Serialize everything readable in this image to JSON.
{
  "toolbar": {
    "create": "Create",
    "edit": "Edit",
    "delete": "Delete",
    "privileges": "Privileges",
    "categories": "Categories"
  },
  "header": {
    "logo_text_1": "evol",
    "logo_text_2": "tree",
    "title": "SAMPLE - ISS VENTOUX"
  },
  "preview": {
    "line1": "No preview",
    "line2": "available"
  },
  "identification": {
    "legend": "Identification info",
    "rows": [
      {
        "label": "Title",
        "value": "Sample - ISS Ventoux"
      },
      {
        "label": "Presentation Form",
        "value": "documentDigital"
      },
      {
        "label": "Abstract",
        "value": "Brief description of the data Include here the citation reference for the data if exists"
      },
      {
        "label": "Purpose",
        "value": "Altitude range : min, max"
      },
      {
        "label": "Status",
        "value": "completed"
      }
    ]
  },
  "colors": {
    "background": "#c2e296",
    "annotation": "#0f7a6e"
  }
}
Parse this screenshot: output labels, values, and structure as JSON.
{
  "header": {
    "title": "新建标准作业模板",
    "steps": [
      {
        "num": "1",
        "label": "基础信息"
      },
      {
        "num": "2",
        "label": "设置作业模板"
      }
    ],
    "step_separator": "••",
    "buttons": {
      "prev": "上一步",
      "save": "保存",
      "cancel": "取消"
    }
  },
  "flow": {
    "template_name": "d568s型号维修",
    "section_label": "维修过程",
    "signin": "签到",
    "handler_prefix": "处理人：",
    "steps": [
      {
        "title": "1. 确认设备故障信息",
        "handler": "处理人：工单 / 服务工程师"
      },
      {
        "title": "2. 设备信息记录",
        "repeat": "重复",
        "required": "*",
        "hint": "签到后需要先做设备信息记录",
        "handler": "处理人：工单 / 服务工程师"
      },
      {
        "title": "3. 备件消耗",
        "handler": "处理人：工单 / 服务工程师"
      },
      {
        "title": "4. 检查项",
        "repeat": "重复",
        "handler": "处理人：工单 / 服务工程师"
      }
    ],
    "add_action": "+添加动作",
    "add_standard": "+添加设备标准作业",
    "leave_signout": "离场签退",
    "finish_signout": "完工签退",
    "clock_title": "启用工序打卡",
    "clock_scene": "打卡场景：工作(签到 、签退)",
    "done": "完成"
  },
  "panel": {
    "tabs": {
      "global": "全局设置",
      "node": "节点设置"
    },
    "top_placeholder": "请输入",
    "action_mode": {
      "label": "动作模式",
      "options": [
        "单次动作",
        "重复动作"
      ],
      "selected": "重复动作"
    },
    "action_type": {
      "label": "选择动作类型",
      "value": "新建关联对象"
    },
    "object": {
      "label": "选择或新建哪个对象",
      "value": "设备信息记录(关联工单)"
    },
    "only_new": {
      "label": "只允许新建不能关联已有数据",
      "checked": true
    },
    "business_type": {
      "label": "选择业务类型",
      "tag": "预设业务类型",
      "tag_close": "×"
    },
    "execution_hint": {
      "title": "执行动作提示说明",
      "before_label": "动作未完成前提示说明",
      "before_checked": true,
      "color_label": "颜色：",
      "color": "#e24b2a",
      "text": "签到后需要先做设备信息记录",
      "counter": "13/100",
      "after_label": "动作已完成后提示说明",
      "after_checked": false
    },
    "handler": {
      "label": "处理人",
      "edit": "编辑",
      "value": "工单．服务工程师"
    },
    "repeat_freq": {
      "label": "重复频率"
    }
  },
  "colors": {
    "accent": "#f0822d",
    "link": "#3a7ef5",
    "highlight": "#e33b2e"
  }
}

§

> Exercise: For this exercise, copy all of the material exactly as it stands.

> Solution for this task:
Serialize everything readable in this image to JSON.
{
  "toolbar": {
    "create": "Create",
    "edit": "Edit",
    "delete": "Delete",
    "privileges": "Privileges",
    "categories": "Categories"
  },
  "header": {
    "logo_text_1": "evol",
    "logo_text_2": "tree",
    "title": "SAMPLE - ISS VENTOUX"
  },
  "preview": {
    "line1": "No preview",
    "line2": "available"
  },
  "identification": {
    "legend": "Identification info",
    "rows": [
      {
        "label": "Title",
        "value": "Sample - ISS Ventoux"
      },
      {
        "label": "Presentation Form",
        "value": "documentDigital"
      },
      {
        "label": "Abstract",
        "value": "Brief description of the data Include here the citation reference for the data if exists"
      },
      {
        "label": "Purpose",
        "value": "Altitude range : min, max"
      },
      {
        "label": "Status",
        "value": "completed"
      }
    ]
  },
  "colors": {
    "background": "#c2e296",
    "annotation": "#0f7a6e"
  }
}
Parse this screenshot: output labels, values, and structure as JSON.
{
  "header": {
    "title": "新建标准作业模板",
    "steps": [
      {
        "num": "1",
        "label": "基础信息"
      },
      {
        "num": "2",
        "label": "设置作业模板"
      }
    ],
    "step_separator": "••",
    "buttons": {
      "prev": "上一步",
      "save": "保存",
      "cancel": "取消"
    }
  },
  "flow": {
    "template_name": "d568s型号维修",
    "section_label": "维修过程",
    "signin": "签到",
    "handler_prefix": "处理人：",
    "steps": [
      {
        "title": "1. 确认设备故障信息",
        "handler": "处理人：工单 / 服务工程师"
      },
      {
        "title": "2. 设备信息记录",
        "repeat": "重复",
        "required": "*",
        "hint": "签到后需要先做设备信息记录",
        "handler": "处理人：工单 / 服务工程师"
      },
      {
        "title": "3. 备件消耗",
        "handler": "处理人：工单 / 服务工程师"
      },
      {
        "title": "4. 检查项",
        "repeat": "重复",
        "handler": "处理人：工单 / 服务工程师"
      }
    ],
    "add_action": "+添加动作",
    "add_standard": "+添加设备标准作业",
    "leave_signout": "离场签退",
    "finish_signout": "完工签退",
    "clock_title": "启用工序打卡",
    "clock_scene": "打卡场景：工作(签到 、签退)",
    "done": "完成"
  },
  "panel": {
    "tabs": {
      "global": "全局设置",
      "node": "节点设置"
    },
    "top_placeholder": "请输入",
    "action_mode": {
      "label": "动作模式",
      "options": [
        "单次动作",
        "重复动作"
      ],
      "selected": "重复动作"
    },
    "action_type": {
      "label": "选择动作类型",
      "value": "新建关联对象"
    },
    "object": {
      "label": "选择或新建哪个对象",
      "value": "设备信息记录(关联工单)"
    },
    "only_new": {
      "label": "只允许新建不能关联已有数据",
      "checked": true
    },
    "business_type": {
      "label": "选择业务类型",
      "tag": "预设业务类型",
      "tag_close": "×"
    },
    "execution_hint": {
      "title": "执行动作提示说明",
      "before_label": "动作未完成前提示说明",
      "before_checked": true,
      "color_label": "颜色：",
      "color": "#e24b2a",
      "text": "签到后需要先做设备信息记录",
      "counter": "13/100",
      "after_label": "动作已完成后提示说明",
      "after_checked": false
    },
    "handler": {
      "label": "处理人",
      "edit": "编辑",
      "value": "工单．服务工程师"
    },
    "repeat_freq": {
      "label": "重复频率"
    }
  },
  "colors": {
    "accent": "#f0822d",
    "link": "#3a7ef5",
    "highlight": "#e33b2e"
  }
}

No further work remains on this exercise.